“The State is obliged to protect the interests of the majority of the population. So if we have to choose between 99% of population, who would not have supported this procession, and 1% of those, who would, we should opt for violating the rights of minority.”

He labelled a previous gay parade as a “disgusting and horrible show.”

“All of them were wearing their swim-suits and some of them had false plastic tits, others had pictures on their butts. Moreover, for some reason, they were wearing rollerblades. One cannot advertise repulsive stuff by saying that this is a human rights issue,” he said.

Lyubov Sliska, the First Vice-Speaker of the State Duma said people shouldn’t equate ‘human rights’ with ‘permissiveness’. She said: “Some say that the ban to hold Gay Parade does not correspond to human rights but one person asked me: ‘Who is going to protect my rights, if I don’t want to see this Parade?’ There are several million people in Moscow, who do not want homosexuals to have this procession. Who is going to protect their rights?”

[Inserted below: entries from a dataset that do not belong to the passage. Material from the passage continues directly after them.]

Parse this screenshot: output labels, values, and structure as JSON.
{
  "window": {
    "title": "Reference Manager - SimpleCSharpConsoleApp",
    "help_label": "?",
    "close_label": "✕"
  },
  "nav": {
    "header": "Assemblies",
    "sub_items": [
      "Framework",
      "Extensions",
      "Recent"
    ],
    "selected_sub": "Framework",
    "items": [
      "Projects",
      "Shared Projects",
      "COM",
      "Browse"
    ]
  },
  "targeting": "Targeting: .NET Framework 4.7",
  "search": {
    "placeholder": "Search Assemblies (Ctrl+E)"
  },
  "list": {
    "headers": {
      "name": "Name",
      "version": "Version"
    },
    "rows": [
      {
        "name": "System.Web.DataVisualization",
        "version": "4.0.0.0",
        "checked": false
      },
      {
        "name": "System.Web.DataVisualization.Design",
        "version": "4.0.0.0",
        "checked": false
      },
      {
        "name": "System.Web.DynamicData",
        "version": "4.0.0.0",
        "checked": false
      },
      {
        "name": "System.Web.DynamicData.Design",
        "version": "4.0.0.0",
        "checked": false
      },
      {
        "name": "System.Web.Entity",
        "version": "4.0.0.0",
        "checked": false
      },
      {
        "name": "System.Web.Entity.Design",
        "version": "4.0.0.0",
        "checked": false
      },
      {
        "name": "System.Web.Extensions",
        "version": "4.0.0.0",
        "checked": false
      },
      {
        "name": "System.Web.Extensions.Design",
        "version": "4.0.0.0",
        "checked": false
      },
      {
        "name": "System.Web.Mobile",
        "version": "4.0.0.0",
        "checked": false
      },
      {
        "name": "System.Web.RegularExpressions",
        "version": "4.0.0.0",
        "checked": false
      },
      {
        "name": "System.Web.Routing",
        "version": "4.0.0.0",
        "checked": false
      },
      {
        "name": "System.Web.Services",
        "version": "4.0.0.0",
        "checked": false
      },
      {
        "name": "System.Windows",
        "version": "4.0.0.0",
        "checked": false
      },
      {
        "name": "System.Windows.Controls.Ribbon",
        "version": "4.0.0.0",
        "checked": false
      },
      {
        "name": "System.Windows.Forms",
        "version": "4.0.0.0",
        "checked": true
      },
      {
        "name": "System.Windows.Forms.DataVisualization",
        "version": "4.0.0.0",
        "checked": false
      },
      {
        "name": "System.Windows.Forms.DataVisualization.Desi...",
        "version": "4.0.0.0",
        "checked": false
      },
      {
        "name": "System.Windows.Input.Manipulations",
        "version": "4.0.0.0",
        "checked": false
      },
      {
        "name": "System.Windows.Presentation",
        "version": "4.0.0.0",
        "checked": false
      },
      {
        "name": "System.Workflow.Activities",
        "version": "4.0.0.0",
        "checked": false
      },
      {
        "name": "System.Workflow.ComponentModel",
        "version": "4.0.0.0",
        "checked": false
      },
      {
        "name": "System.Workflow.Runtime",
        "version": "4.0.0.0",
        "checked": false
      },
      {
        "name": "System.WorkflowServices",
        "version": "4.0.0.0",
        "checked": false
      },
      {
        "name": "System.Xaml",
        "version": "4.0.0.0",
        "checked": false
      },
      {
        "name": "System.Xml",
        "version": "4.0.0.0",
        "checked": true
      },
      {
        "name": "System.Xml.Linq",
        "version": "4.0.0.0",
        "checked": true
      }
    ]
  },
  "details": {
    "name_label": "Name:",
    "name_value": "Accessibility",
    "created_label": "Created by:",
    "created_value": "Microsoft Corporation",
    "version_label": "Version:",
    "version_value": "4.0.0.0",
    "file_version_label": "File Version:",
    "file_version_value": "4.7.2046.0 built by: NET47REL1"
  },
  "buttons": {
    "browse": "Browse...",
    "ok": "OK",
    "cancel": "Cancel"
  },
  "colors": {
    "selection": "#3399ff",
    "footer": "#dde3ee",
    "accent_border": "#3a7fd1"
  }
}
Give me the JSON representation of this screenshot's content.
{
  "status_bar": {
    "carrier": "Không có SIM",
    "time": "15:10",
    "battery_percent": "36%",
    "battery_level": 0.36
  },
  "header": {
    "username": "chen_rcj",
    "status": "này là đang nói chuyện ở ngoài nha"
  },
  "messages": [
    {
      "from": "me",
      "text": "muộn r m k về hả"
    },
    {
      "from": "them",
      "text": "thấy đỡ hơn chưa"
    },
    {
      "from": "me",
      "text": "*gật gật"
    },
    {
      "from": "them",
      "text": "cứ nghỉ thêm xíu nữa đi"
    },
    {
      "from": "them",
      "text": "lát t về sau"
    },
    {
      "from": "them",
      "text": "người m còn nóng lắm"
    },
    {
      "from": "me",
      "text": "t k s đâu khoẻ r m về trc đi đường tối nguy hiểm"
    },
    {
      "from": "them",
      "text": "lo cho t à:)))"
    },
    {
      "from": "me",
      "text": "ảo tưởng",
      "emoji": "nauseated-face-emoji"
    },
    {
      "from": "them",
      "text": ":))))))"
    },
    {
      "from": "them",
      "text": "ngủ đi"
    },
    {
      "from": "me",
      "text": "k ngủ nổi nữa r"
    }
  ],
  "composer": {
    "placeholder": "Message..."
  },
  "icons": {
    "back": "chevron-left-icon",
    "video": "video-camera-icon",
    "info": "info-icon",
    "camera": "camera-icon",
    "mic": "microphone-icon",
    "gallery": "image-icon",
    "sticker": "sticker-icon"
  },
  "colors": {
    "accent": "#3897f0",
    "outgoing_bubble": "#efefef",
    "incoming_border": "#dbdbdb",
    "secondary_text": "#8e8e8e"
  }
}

Alexander Chuev, the deputy leader of the Rodina (motherland) group in the Duma and the head of ‘Christian and Democratic Perspectives’, said this issue has nothing to do with human rights. He said: “Here we can only talk about the propaganda of homosexuality and this is unacceptable from ethical and moral point of view for the sake of not only adults but mainly children.”

Mr Chuev added that he is in the process of preparing some amendments to the Penal Code about imposing sanctions for propagating homosexuality.

“Any human being, including the representatives of sexual minorities, has a right to their private life and to live the way they want with whoever they want. However, the Parade concerns not private but public life, hence human rights have nothing to do with this issue. One can talk about human rights violation, if a criminal liability for homosexuality was entered into force again.”

Organisers of Moscow Pride expressed shock at the wave of political statements, and said the deputies were uneducated. Nikolai Alekseev, who is also Executive Secretary of the IDAHO Committee, pledged again that “there will be no cancellation of the gay festival in Moscow.

“We will apply officially for the pride and let Mayor Luzhkov and other Russian politicians continue to express their real character and barbarity. It will show to all the world in the year of Russian presidency in G8 and Council of Europe who is supporting human rights and who is ready to step on them for the sake of their political dividends.”

“Nothing will make us surrender as we have almost reached our goal. Whatever statements will follow will only show the ‘stone age’ mentality of some Russian politicians.”

He added “We appeal to all foreign gays, lesbians, bisexuals, transexuals and heterosexuals, whether activists or not, whether famous or not, whether young or old, to support us in our fight for our democratic rights and liberties guaranteed to us by the Russian Constitution and European Convention on human rights. Please send letters of protest to the Russian President V. Putin and organise or take part in the protest against outburst of religious and political homophobia in Russia on March 2. You can do it in your countries which respect freedom to demonstrate and express your opinion.”

Meanwhile gay campaigners from the UK including Outrage leader Peter Tatchell and MEP Michael Cashman are planning an international protest against the Russian authorities.

Mr Tatchell said: “These attempts by the Russian state and religious leaders to suppress the right to protest are a throwback to the bad old days of czarist and communist totalitarianism.”

“The right to sexual self-determination and the right to protest are fundamental human rights that every democratic humanitarian nation must respect.”

Last week campaigners called on the Mayor of London to increase pressure on his Moscow counterpart about the issue.

George Broadhead of the Gay and Lesbian Humanist Association (GALHA) said Mr Livingstone should call for Yury Luzhkov to lift the ban.

“We are asking Ken Livingstone to point out to the mayor of Moscow that a gay pride celebration is a recognition of lesbian and gay human rights and should be welcomed,” he said.

“It is not something to be disapproved of or banned.”

A spokesperson for the London Mayor’s Office told that the mayor was still considering the letter.